share|improve this answer
2  
Does this place carry it regularly, or was it a time-limited sale? If it is not always available there, then this is not an answer. –  rumtscho Oct 5 '12 at 16:40
    
This does not provide an answer to the question. To critique or request clarification from an author, leave a comment below their post - you can always comment on your own posts, and once you have sufficient reputation you will be able to comment on any post. –  KatieK Oct 5 '12 at 16:50
add comment

Golder's Green is a very Jewish neighborhood, and you can go to kosher markets there.

share|improve this answer
add comment

The answer on this page might help:

Anyhow just call up the butcher or a kosher grocer and ask where you get "kashering salt", not "kosher salt", it's the same thing used to make meat kosher after ritual slaughtering as it draws out the blood. Its totally pure. It also draws out the gunk from our noses which is why it's so good. And you can certainly get it in London in Hendon or Golder's Green.

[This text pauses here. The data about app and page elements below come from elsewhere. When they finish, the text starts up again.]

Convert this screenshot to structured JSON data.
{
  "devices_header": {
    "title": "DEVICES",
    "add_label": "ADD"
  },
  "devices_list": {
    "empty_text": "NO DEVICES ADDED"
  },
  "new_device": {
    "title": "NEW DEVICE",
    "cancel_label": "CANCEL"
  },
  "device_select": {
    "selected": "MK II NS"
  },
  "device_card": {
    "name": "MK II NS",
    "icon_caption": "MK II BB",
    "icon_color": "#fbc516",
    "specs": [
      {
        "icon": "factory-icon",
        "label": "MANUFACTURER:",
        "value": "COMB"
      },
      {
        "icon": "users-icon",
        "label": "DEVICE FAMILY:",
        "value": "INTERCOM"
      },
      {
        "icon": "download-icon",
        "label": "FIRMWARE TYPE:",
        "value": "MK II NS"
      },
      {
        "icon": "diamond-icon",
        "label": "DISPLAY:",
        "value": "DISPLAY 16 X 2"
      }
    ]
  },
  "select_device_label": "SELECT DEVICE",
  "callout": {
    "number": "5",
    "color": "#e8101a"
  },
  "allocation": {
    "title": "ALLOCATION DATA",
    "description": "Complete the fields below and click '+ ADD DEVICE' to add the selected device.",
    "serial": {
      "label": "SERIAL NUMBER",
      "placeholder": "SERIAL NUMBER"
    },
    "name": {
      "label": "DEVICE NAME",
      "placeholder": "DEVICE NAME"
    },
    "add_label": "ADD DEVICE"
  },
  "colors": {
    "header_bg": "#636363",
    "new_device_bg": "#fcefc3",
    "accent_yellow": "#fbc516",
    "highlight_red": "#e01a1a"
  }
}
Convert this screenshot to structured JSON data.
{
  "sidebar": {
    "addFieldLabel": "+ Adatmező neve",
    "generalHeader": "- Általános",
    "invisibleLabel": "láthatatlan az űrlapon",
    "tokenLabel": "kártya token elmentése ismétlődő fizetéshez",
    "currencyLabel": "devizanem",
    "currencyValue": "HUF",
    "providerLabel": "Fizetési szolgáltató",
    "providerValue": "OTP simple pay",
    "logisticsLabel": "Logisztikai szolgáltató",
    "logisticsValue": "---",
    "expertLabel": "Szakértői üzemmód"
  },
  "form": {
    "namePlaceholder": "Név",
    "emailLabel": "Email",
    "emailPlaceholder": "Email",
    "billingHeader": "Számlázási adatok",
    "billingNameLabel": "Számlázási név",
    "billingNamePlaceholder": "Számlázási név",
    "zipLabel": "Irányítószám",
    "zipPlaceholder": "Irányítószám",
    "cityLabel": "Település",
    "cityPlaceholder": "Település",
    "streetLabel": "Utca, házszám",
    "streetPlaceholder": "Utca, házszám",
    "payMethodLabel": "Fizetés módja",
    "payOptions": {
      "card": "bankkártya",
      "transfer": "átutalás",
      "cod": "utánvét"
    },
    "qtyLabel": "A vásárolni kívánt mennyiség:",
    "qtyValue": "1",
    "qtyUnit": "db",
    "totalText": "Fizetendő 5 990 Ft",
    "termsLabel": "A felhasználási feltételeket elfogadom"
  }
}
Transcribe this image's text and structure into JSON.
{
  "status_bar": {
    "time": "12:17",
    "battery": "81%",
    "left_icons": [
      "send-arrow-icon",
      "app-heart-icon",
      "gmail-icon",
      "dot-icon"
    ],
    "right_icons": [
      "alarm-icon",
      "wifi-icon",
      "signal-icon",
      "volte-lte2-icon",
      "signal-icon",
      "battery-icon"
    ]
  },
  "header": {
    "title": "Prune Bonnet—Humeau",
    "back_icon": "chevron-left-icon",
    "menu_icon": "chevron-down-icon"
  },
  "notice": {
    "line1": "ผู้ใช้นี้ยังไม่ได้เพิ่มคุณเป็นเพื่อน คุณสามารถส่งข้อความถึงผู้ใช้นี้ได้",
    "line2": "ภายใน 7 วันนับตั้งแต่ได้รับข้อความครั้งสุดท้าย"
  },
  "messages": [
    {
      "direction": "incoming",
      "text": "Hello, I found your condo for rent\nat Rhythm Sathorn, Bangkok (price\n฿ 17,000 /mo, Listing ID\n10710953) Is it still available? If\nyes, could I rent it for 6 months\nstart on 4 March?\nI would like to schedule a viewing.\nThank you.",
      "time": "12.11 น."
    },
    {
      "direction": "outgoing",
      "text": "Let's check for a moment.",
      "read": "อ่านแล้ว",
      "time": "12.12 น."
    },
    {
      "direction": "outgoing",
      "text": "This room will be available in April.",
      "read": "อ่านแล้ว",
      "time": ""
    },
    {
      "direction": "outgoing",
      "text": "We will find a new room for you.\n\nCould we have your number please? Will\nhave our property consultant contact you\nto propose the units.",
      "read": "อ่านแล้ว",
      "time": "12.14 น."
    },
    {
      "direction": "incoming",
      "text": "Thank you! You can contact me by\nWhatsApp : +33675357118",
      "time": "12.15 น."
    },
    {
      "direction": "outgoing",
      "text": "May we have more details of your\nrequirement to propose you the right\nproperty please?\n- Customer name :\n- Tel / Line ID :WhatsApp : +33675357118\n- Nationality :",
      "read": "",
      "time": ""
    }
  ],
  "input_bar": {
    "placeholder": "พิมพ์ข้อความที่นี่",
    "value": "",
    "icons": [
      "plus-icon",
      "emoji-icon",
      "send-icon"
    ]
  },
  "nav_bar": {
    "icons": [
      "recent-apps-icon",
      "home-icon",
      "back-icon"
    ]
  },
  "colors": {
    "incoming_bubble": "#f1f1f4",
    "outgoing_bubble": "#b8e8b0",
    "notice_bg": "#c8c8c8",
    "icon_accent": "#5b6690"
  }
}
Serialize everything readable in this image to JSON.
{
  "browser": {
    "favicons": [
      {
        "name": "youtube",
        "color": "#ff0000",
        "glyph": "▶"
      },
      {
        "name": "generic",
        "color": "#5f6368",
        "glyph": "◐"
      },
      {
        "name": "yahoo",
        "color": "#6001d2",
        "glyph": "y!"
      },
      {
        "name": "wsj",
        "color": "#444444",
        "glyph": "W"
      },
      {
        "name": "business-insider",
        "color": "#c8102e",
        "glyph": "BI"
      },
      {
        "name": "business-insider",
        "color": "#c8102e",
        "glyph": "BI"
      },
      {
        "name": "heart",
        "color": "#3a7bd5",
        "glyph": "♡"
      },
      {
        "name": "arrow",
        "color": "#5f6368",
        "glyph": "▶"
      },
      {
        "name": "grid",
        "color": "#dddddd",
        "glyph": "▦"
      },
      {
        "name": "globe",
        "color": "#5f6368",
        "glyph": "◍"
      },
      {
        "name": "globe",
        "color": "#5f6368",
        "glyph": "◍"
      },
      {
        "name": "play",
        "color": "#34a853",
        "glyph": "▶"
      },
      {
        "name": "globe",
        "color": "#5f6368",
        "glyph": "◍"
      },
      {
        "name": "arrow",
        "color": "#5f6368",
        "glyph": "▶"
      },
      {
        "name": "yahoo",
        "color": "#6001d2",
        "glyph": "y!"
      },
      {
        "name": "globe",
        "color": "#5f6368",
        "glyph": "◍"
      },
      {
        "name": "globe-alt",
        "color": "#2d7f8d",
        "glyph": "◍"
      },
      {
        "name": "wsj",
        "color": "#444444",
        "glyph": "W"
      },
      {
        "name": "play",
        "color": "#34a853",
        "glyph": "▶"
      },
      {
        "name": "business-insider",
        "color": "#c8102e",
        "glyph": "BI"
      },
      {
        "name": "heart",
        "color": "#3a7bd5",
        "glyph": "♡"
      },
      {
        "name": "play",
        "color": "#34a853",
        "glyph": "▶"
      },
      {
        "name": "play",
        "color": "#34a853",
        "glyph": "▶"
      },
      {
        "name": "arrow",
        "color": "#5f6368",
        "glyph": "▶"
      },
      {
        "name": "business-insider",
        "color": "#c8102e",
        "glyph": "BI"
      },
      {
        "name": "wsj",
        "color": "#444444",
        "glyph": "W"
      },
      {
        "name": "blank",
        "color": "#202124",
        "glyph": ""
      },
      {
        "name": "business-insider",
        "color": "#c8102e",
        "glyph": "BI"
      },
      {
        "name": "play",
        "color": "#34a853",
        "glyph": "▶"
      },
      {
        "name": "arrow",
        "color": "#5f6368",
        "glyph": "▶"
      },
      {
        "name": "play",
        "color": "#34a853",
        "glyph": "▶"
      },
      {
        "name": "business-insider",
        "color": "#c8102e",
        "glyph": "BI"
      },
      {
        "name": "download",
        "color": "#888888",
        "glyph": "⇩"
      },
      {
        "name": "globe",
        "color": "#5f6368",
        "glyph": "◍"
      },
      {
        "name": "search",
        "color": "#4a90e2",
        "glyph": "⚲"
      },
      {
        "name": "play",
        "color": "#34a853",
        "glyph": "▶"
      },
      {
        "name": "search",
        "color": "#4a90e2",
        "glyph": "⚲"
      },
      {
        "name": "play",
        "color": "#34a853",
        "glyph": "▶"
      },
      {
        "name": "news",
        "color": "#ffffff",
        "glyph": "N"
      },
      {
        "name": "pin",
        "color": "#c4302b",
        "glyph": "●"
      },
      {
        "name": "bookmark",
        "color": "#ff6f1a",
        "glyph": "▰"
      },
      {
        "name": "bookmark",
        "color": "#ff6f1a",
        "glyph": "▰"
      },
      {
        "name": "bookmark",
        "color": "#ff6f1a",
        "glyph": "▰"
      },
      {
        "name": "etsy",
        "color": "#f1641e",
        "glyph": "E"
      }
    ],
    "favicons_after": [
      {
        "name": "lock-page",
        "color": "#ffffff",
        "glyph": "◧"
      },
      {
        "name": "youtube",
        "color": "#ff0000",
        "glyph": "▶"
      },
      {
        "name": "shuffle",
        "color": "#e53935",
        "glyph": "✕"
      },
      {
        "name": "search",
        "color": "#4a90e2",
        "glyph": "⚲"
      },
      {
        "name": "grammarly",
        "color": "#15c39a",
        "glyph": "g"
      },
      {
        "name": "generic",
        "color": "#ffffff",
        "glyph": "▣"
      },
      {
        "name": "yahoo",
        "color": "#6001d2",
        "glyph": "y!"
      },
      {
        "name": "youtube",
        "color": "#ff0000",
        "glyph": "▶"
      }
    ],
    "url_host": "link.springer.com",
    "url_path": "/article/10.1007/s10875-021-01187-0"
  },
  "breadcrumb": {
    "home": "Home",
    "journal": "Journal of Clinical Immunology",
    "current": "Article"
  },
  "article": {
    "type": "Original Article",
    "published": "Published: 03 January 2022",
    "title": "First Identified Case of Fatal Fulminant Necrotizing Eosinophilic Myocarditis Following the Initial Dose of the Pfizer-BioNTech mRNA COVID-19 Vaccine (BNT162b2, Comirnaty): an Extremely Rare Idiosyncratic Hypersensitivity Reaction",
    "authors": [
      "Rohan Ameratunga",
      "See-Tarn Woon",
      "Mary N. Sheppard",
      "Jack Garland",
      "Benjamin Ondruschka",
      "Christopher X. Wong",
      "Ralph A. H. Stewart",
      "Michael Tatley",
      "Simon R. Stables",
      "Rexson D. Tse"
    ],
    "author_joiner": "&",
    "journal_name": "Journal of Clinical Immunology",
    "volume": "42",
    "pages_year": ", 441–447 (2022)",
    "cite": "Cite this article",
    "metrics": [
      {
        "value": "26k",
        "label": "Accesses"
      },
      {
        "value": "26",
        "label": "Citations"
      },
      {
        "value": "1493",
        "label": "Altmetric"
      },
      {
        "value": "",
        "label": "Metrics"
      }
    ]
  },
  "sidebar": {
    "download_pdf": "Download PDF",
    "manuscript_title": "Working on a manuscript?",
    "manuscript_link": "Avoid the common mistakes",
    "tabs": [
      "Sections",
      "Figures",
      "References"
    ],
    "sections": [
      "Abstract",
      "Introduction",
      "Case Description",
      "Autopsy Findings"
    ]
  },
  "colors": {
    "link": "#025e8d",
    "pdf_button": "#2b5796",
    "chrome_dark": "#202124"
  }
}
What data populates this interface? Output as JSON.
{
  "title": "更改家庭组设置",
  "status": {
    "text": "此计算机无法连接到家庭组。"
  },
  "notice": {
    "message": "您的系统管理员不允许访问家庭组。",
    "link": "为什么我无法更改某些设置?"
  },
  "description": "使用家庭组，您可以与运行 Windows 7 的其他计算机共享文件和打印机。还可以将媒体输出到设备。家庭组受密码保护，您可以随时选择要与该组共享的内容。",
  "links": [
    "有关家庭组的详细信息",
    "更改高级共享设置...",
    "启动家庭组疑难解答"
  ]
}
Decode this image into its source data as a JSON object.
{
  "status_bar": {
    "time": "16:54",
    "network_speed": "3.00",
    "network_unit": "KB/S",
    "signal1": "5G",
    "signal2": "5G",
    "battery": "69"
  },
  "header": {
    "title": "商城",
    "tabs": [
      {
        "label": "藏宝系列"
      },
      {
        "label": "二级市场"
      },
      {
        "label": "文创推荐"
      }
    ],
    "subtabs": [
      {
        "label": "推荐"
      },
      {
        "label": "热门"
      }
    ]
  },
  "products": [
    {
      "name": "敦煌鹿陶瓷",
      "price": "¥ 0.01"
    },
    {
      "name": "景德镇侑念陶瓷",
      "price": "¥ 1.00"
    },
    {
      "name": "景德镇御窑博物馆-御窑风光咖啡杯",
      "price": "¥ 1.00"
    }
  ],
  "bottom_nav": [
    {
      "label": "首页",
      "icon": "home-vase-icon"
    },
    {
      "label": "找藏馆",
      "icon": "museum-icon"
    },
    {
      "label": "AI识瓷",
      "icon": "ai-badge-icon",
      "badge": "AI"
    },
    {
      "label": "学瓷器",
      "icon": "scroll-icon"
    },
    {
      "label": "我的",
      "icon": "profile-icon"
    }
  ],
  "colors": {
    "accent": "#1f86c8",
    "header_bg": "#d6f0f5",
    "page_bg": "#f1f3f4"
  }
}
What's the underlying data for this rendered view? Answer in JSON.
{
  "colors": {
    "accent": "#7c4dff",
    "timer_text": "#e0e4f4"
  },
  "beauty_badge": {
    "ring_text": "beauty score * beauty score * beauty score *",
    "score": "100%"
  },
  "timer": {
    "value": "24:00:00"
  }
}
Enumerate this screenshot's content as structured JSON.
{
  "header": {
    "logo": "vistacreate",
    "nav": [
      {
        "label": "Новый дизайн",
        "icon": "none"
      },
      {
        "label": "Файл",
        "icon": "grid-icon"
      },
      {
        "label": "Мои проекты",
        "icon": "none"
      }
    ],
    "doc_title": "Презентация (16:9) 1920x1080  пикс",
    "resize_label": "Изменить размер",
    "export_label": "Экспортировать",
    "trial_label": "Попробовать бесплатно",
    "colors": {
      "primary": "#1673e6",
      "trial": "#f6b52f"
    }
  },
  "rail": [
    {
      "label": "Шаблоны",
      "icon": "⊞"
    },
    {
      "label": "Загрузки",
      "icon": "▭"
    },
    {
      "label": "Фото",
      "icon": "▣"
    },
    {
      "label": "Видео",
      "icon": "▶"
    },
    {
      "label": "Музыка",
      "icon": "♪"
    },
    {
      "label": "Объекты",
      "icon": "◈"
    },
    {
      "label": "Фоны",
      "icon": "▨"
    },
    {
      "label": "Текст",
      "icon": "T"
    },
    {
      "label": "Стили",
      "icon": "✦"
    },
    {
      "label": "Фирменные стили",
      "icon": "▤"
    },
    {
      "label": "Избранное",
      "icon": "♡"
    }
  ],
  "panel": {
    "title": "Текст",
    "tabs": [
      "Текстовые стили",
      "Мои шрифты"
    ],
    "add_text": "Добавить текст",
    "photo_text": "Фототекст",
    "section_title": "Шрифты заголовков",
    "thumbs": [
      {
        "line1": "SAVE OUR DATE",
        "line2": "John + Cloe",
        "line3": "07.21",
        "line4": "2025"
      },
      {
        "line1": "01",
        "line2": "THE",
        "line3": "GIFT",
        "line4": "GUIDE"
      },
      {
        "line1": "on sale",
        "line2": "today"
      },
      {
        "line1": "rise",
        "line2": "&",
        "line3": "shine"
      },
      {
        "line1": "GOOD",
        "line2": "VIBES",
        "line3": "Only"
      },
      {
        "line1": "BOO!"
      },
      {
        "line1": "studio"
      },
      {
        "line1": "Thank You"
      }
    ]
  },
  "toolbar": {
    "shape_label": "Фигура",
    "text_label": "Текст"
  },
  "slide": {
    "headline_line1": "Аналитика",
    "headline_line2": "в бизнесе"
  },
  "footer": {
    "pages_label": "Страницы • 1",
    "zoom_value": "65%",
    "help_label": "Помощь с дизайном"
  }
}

share|improve this answer
add comment

Try a Jewish delicatessen or jewish markets.

share|improve this answer
    
The OP is asking where to find such things, I think. This question is regional, but seeing the kind of store where MauriceL end up finding kosher salt at might be instructive to city dwellers. (Here in the northeast US, we get it in the supermarket.) –  Neil Fein Aug 15 '10 at 0:43
add comment

You could try Maldon Sea Salt, or similar supermarket sea salts. While not identical to kosher salt, they can be used in a similar way. Maldon is also is much cheaper in the UK than it is in the US (where it's an import).

It's not a product I can recall seeing in many UK stores.

share|improve this answer
    
I think this answer really gets to the main point. Most US recipes that ask for Kosher salt don’t need many of its specific qualities: they just need a decent-quality large-grain salt, and for most of the 20th century in most of the US, Kosher salt was the only option for this, so it became the term recipes use. So in the UK, a good sea salt will likely be the most appropriate option. –  PLL Feb 19 '11 at 5:17
1  
I think it's worth pointing out that it's the 'Maldon Sea Salt Flakes', specifically the 'flakes', that are the same as kosher salt... traditionally in the UK we know the term 'sea salt' more as rock salt that you'd see in salt grinders, whereas the natural characteristic pyramid shapes of flaked sea salt is the same as what Americans call 'kosher salt'. –  dsample Oct 11 '12 at 22:20
add comment

Your Answer

 
discard

By posting your answer, you agree to the privacy policy and terms of service.

Not the answer you're looking for? Browse other questions tagged or ask your own question.